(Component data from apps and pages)
▬▬▬

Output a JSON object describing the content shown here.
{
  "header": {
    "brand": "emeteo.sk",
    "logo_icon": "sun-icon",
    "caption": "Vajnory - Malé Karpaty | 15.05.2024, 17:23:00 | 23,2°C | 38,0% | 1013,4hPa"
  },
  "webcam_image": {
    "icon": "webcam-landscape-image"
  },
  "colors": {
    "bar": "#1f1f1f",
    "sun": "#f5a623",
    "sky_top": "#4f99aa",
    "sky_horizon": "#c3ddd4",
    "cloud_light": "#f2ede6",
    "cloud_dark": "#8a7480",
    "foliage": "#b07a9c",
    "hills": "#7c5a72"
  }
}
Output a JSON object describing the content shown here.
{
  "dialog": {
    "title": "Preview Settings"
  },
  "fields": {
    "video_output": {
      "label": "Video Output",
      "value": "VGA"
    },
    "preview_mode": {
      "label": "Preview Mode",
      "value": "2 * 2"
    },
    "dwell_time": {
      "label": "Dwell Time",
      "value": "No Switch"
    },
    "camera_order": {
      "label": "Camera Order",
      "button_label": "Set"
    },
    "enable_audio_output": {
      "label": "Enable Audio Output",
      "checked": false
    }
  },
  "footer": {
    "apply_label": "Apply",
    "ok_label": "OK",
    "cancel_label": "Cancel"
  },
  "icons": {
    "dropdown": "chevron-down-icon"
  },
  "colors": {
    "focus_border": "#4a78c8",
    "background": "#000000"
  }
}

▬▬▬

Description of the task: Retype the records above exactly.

Answer space:
Output a JSON object describing the content shown here.
{
  "header": {
    "brand": "emeteo.sk",
    "logo_icon": "sun-icon",
    "caption": "Vajnory - Malé Karpaty | 15.05.2024, 17:23:00 | 23,2°C | 38,0% | 1013,4hPa"
  },
  "webcam_image": {
    "icon": "webcam-landscape-image"
  },
  "colors": {
    "bar": "#1f1f1f",
    "sun": "#f5a623",
    "sky_top": "#4f99aa",
    "sky_horizon": "#c3ddd4",
    "cloud_light": "#f2ede6",
    "cloud_dark": "#8a7480",
    "foliage": "#b07a9c",
    "hills": "#7c5a72"
  }
}
Output a JSON object describing the content shown here.
{
  "dialog": {
    "title": "Preview Settings"
  },
  "fields": {
    "video_output": {
      "label": "Video Output",
      "value": "VGA"
    },
    "preview_mode": {
      "label": "Preview Mode",
      "value": "2 * 2"
    },
    "dwell_time": {
      "label": "Dwell Time",
      "value": "No Switch"
    },
    "camera_order": {
      "label": "Camera Order",
      "button_label": "Set"
    },
    "enable_audio_output": {
      "label": "Enable Audio Output",
      "checked": false
    }
  },
  "footer": {
    "apply_label": "Apply",
    "ok_label": "OK",
    "cancel_label": "Cancel"
  },
  "icons": {
    "dropdown": "chevron-down-icon"
  },
  "colors": {
    "focus_border": "#4a78c8",
    "background": "#000000"
  }
}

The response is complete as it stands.